Common sports hand injuries. An overview of aetiology, management and prevention

Sports Med. 1993 Apr;15(4):281-9. doi: 10.2165/00007256-199315040-00005.

Abstract

Injuries to the hand are among the most common in all of sports. Appropriate care should include prompt diagnosis and treatment. Dislocations of the digits should be reduced promptly, particularly the carpometacarpal joint of the thumb. Volar dislocations of the proximal interphalangeal joint need to be splinted in full extension, and the more common dorsal dislocations in slight flexion. Collateral ligament injuries of the fingers respond well to initial immobilisation followed by early motion.
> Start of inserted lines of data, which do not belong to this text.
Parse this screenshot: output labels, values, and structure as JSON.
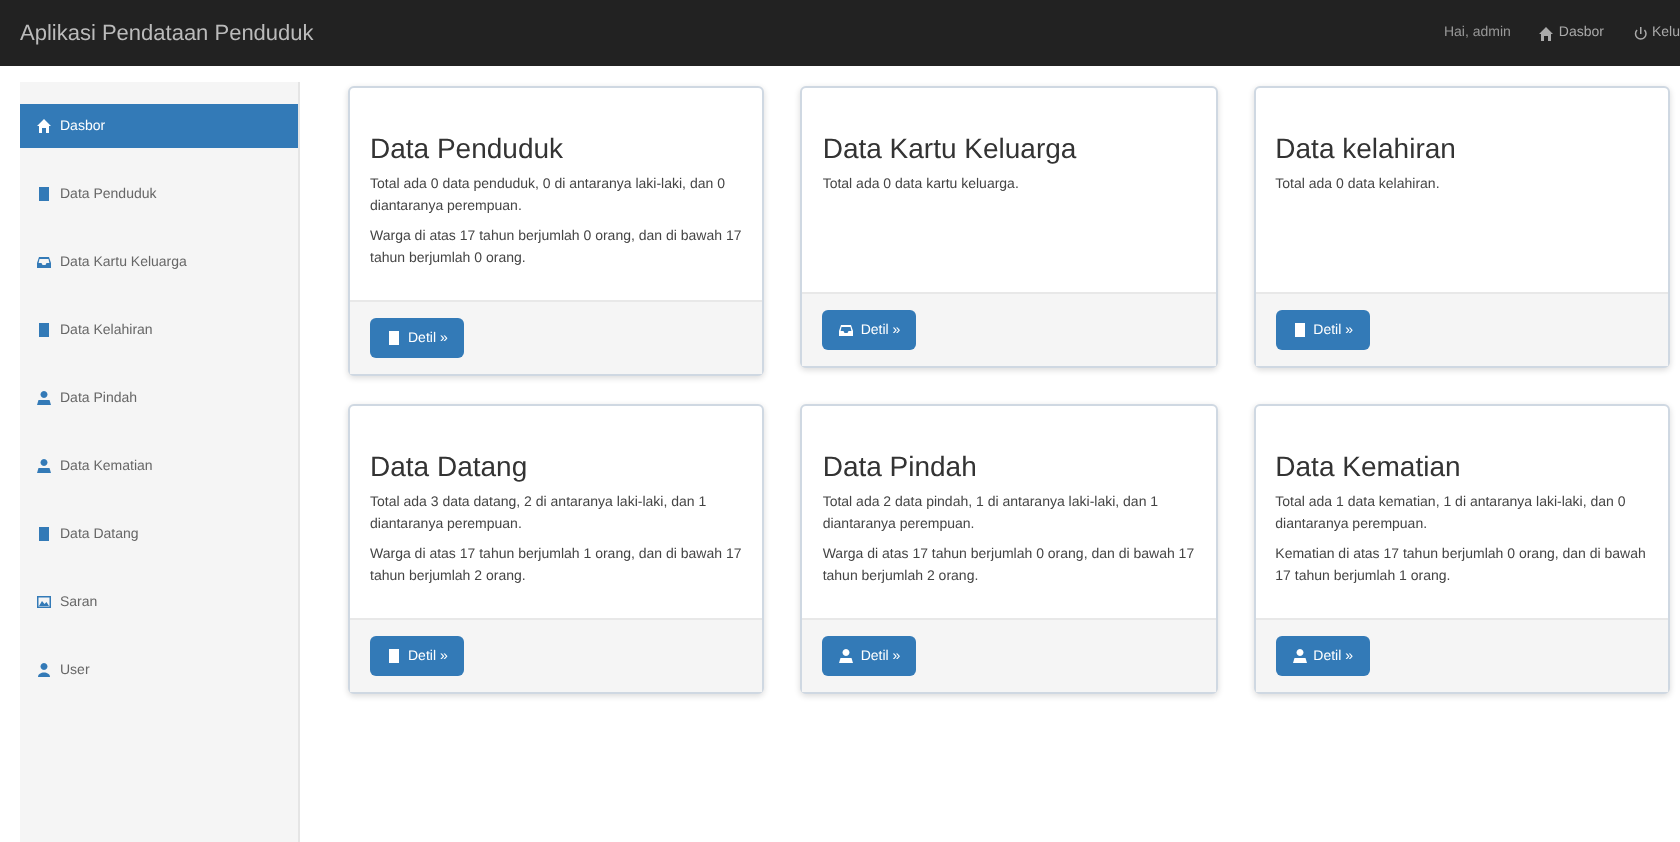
{
  "navbar": {
    "title": "Aplikasi Pendataan Penduduk",
    "greeting": "Hai, admin",
    "links": [
      {
        "label": "Dasbor"
      },
      {
        "label": "Kelu"
      }
    ]
  },
  "sidebar": {
    "items": [
      {
        "label": "Dasbor",
        "selected": true
      },
      {
        "label": "Data Penduduk",
        "selected": false
      },
      {
        "label": "Data Kartu Keluarga",
        "selected": false
      },
      {
        "label": "Data Kelahiran",
        "selected": false
      },
      {
        "label": "Data Pindah",
        "selected": false
      },
      {
        "label": "Data Kematian",
        "selected": false
      },
      {
        "label": "Data Datang",
        "selected": false
      },
      {
        "label": "Saran",
        "selected": false
      },
      {
        "label": "User",
        "selected": false
      }
    ]
  },
  "cards": [
    {
      "title": "Data Penduduk",
      "paragraphs": [
        "Total ada 0 data penduduk, 0 di antaranya laki-laki, dan 0 diantaranya perempuan.",
        "Warga di atas 17 tahun berjumlah 0 orang, dan di bawah 17 tahun berjumlah 0 orang."
      ],
      "button": "Detil »"
    },
    {
      "title": "Data Kartu Keluarga",
      "paragraphs": [
        "Total ada 0 data kartu keluarga."
      ],
      "button": "Detil »"
    },
    {
      "title": "Data kelahiran",
      "paragraphs": [
        "Total ada 0 data kelahiran."
      ],
      "button": "Detil »"
    },
    {
      "title": "Data Datang",
      "paragraphs": [
        "Total ada 3 data datang, 2 di antaranya laki-laki, dan 1 diantaranya perempuan.",
        "Warga di atas 17 tahun berjumlah 1 orang, dan di bawah 17 tahun berjumlah 2 orang."
      ],
      "button": "Detil »"
    },
    {
      "title": "Data Pindah",
      "paragraphs": [
        "Total ada 2 data pindah, 1 di antaranya laki-laki, dan 1 diantaranya perempuan.",
        "Warga di atas 17 tahun berjumlah 0 orang, dan di bawah 17 tahun berjumlah 2 orang."
      ],
      "button": "Detil »"
    },
    {
      "title": "Data Kematian",
      "paragraphs": [
        "Total ada 1 data kematian, 1 di antaranya laki-laki, dan 0 diantaranya perempuan.",
        "Kematian di atas 17 tahun berjumlah 0 orang, dan di bawah 17 tahun berjumlah 1 orang."
      ],
      "button": "Detil »"
    }
  ]
}
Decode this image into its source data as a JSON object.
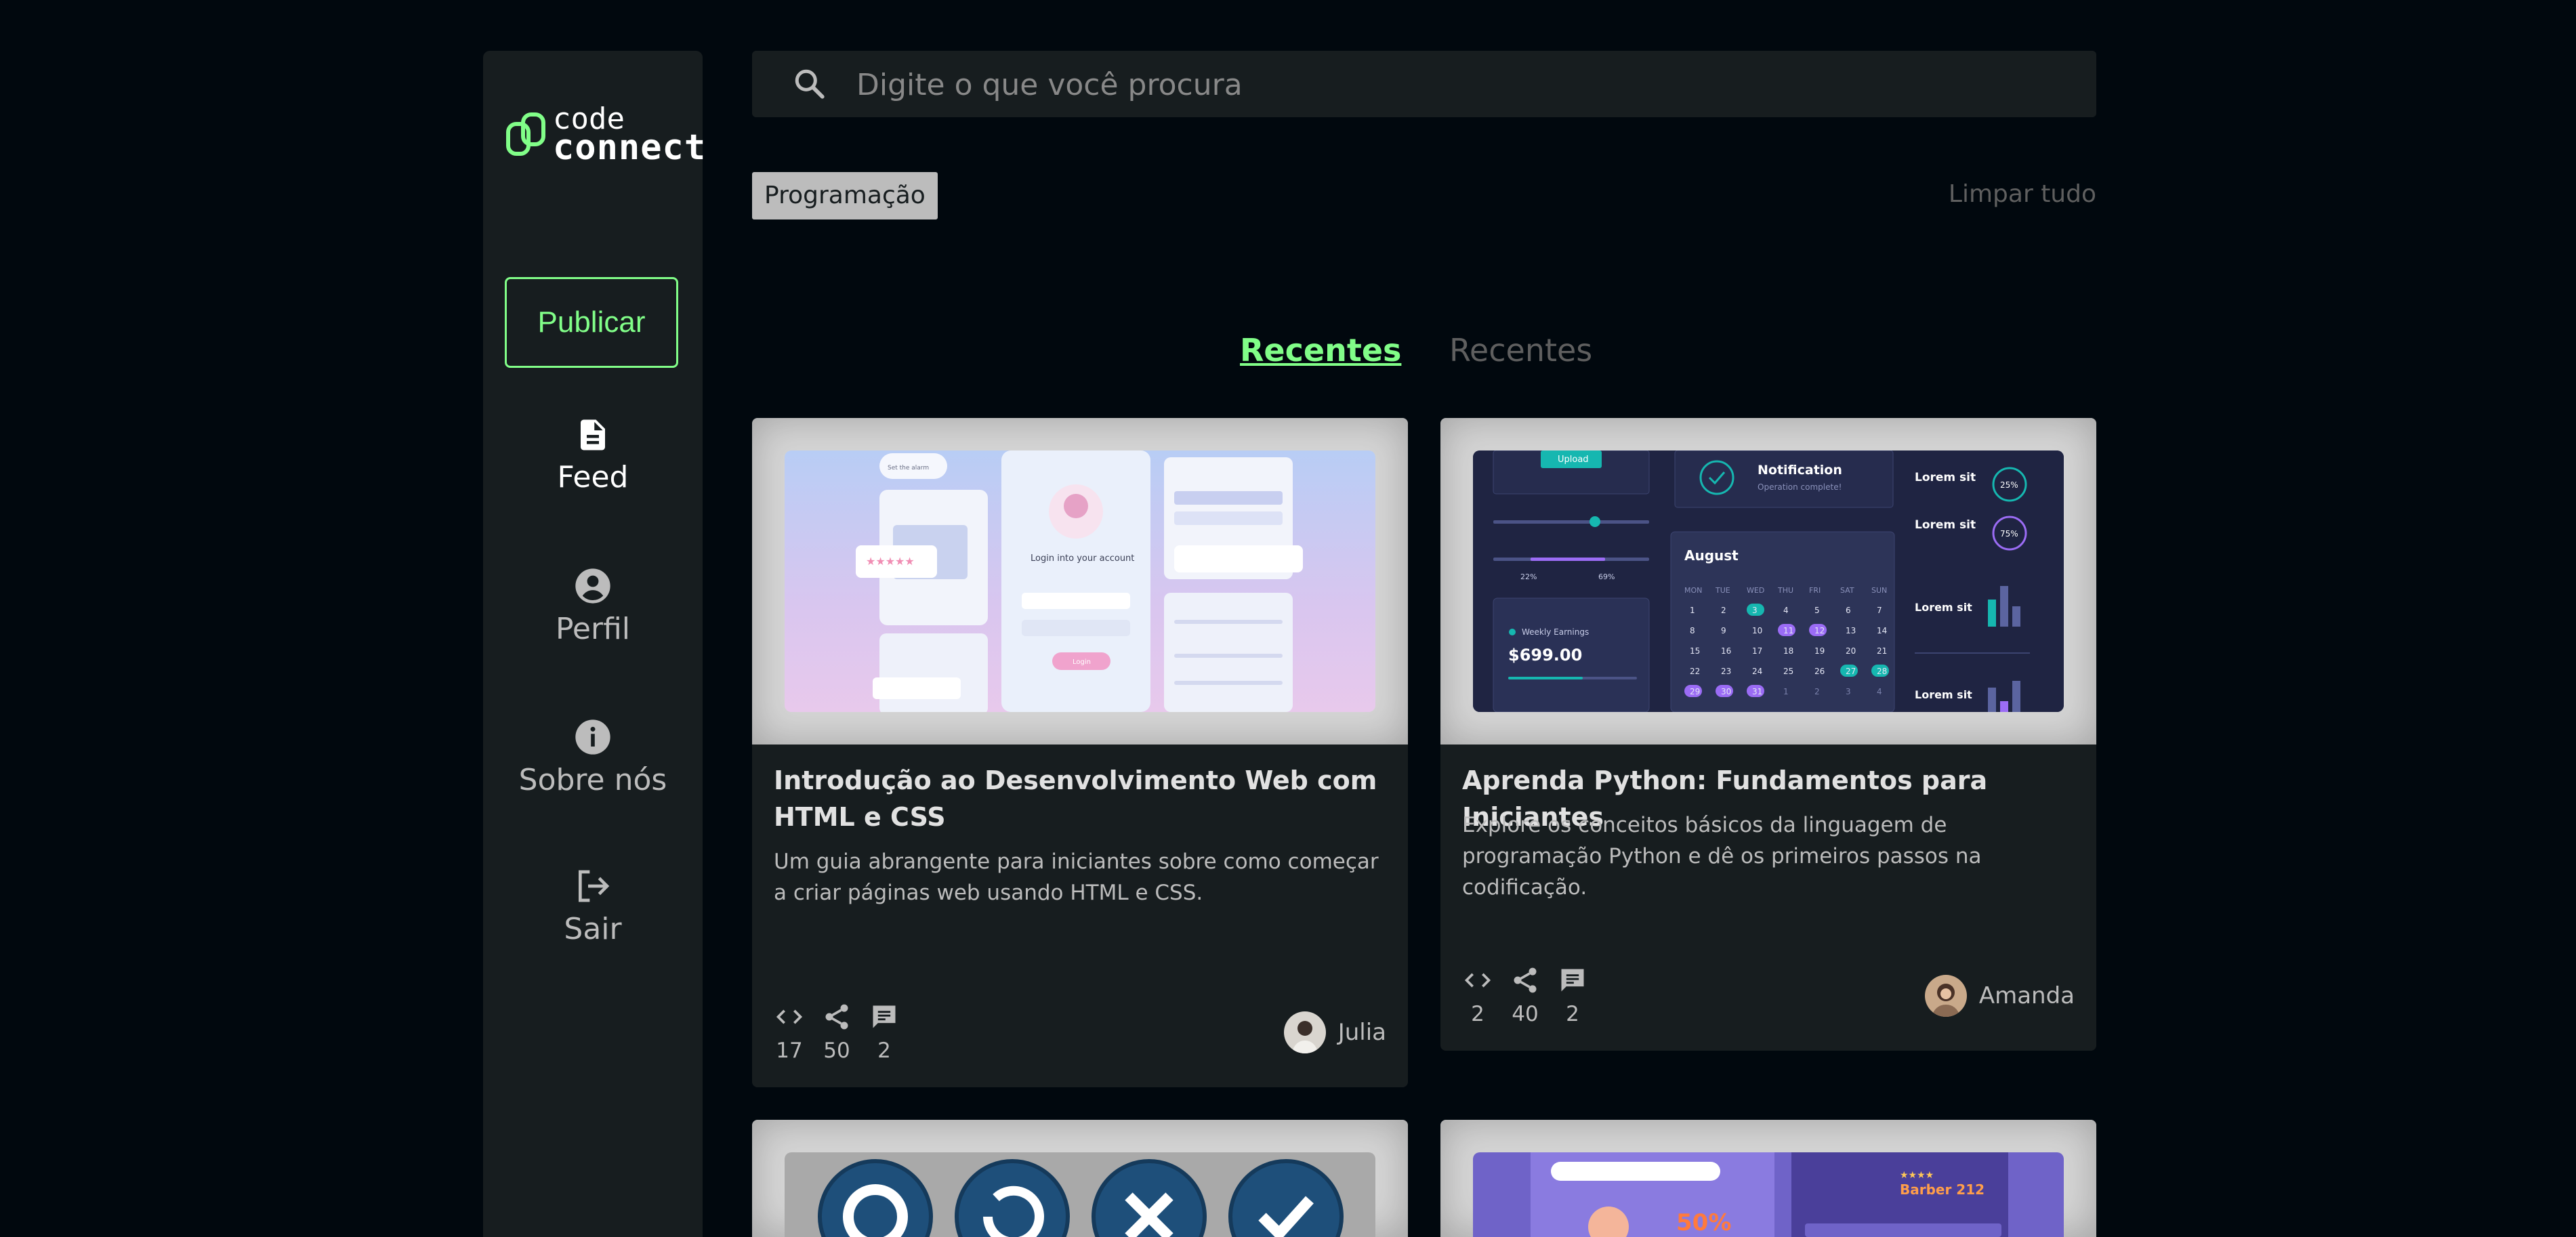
{
  "sidebar": {
    "logo": {
      "line1": "code",
      "line2": "connect"
    },
    "publish_label": "Publicar",
    "nav": [
      {
        "label": "Feed",
        "icon": "document-icon"
      },
      {
        "label": "Perfil",
        "icon": "user-icon"
      },
      {
        "label": "Sobre nós",
        "icon": "info-icon"
      },
      {
        "label": "Sair",
        "icon": "logout-icon"
      }
    ]
  },
  "search": {
    "placeholder": "Digite o que você procura",
    "value": ""
  },
  "filters": {
    "tag": "Programação",
    "clear_label": "Limpar tudo"
  },
  "tabs": [
    {
      "label": "Recentes",
      "active": true
    },
    {
      "label": "Recentes",
      "active": false
    }
  ],
  "colors": {
    "background": "#01080e",
    "panel": "#171d1f",
    "accent": "#81fe88",
    "text": "#e1e1e1",
    "muted": "#bcbcbc",
    "dim": "#5f5f5f"
  },
  "posts": [
    {
      "title": "Introdução ao Desenvolvimento Web com HTML e CSS",
      "description": "Um guia abrangente para iniciantes sobre como começar a criar páginas web usando HTML e CSS.",
      "stats": {
        "code": "17",
        "share": "50",
        "comments": "2"
      },
      "author": "Julia"
    },
    {
      "title": "Aprenda Python: Fundamentos para Iniciantes",
      "description": "Explore os conceitos básicos da linguagem de programação Python e dê os primeiros passos na codificação.",
      "stats": {
        "code": "2",
        "share": "40",
        "comments": "2"
      },
      "author": "Amanda"
    }
  ],
  "thumbnail_text": {
    "login": {
      "title": "Login into your account",
      "button": "Login",
      "filter": "Set the alarm"
    },
    "dashboard": {
      "upload": "Upload",
      "notification": "Notification",
      "notification_sub": "Operation complete!",
      "month": "August",
      "earnings_label": "Weekly Earnings",
      "earnings_value": "$699.00",
      "pct_low": "22%",
      "pct_high": "69%",
      "ring1": "25%",
      "ring2": "75%",
      "lorem": "Lorem sit",
      "weekdays": [
        "MON",
        "TUE",
        "WED",
        "THU",
        "FRI",
        "SAT",
        "SUN"
      ]
    },
    "barber": {
      "name": "Barber 212",
      "promo": "50%"
    }
  }
}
Although ligament injuries to the thumb metacarpophalangeal joint may be treated closed, they generally respond better to operative management. This is true particularly for those occurring on the ulnar side which are at risk for soft tissue interposition. Metacarpal shaft fractures can usually be treated closed with acceptance of more significant deformity in the ulnar 2 shafts. Open reduction is reserved for multiple shaft fractures and deformity in the second and third metacarpals. Near-perfect alignment should be the goal in extra-articular fractures of the phalanges as well as fractures involving the articular surface. Closed tendon injuries occurring on the extensor side, i.e. mallet finger, may be treated with prolonged splinting if a congruous reduction can be achieved with closed reduction. Flexor side avulsions occurring most commonly in the ring finger also require prompt attention with the level of retraction of the tendon dictating the need for the immediacy of repair. Although often not initially debilitating, lack of recognition of hand injuries and improper treatment can lead to debilitating sequelae. Therefore, early recognition and diagnosis can easily avoid many of the pitfalls of care resulting in a less than optimal outcome.

Publication types

  • Review

MeSH terms

  • Athletic Injuries* / etiology
  • Athletic Injuries* / prevention & control
  • Athletic Injuries* / therapy
  • Finger Injuries / therapy
  • Fractures, Bone / therapy
  • Hand Injuries* / etiology
  • Hand Injuries* / prevention & control
  • Hand Injuries* / therapy
  • Humans
  • Joint Dislocations / therapy